Two local authors have recently published books, and we talked to each of them about their inspirations and process. Sarah Ahiers’ first book, Assassin’s Heart, came out last year and was a 2017 Minnesota Book Award finalist. The sequel, Thief’s Cunning, was released in June. Joseph Kuefler’s first book, Beyond the Pond, was published in 2015, his second, Rulers of the Playground, this past spring.
Kuefler, a digital entrepreneur and creative director, went looking for a passion project in 2014. Kuefler has three children (ages 15, 4 and 2) and a creative bent, so kids’ books seemed like a natural fit. “I’m a visual person, so it felt like a marriage of all my passions and one that worked well in my life,” he says.

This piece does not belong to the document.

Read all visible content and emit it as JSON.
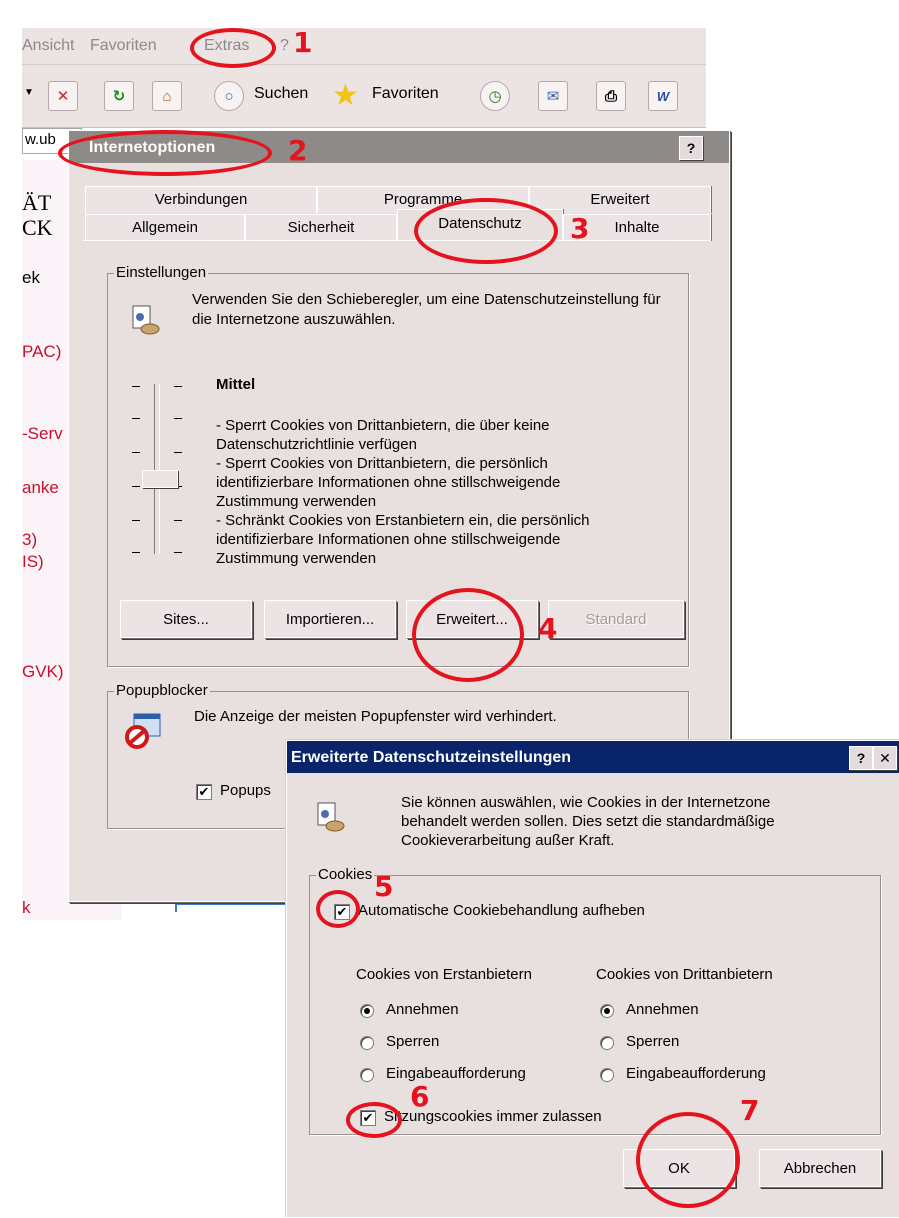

Between his children, career and marriage, Kuefler says his productivity sometimes means sacrificing sleep. “I’ve built my life around productivity, in a sense. My process has grown to be just about finding productivity in the little minutes between raising kids and a career,” he says.
Kuefler’s illustrations are somehow both vibrant and subdued, and each book has its own aesthetic. Beyond the Pond has a subtle, ethereal palette, fitting the story—a boy discovers his backyard pond is bottomless, and dives through to the magical and frightening world on the other side. Rulers of the Playground has a more everyday setting, telling the story of two kids vying for control; its aesthetic is brighter, leaning toward geometric pops on a white field.
Each book has taken about a year and a half from inception to being publication-ready, and the easiest part for Kuefler is the initial spark of an idea—he has more ideas than he’ll ever get to, he says. After that, “the rest [of the process] is something slightly less painful than torture.” He enjoys the creative outlet, and credits his art teacher, Lou Ferreri, recently retired from White Bear Lake Area High School, with helping him discover the arts, not only as a passion but also a career path.
Ahiers started writing as a high school freshman, creating fan fiction with her friends. “I’ve always been a person who’s really prone to loving stories,” she says. There wasn’t as much literature geared toward young adults then, and she relishes writing for that age group now.
Ahiers has fond childhood memories of her mom reading whatever book was on her own shelf to her and her siblings; this included work by Stephen King, which they really loved, and she says probably served as inspiration for her darker writing now. In fifth grade, she discovered horror, mystery and fantasy genres, and became a voracious reader.
Thief’s Cunning is about how our actions have consequences, even when we do the right thing. And since her first book ended up being about a girl and the men in her life—“it didn’t even pass the Bechdel test” after editing, she jokes—Ahiers wanted to explore relationships between women, including the main character’s relationship with her mother.
Ahiers has a day job at UnitedHealth, but tries to write Monday through Thursday, aiming for 1,500 words per day; since she’s a fast typist, that usually means about an hour. Usually she writes in her home office, with her dogs as company.
“Being an author is so much different than you think it’ll be,” Ahiers says. Publishers expect authors to do a lot of marketing and come up with clever and creative ways to sell their books, she notes. But her childhood enthusiasm for stories hasn’t waned, and she’s having fun creating fiction for readers who are now the age she was when she fell in love with writing.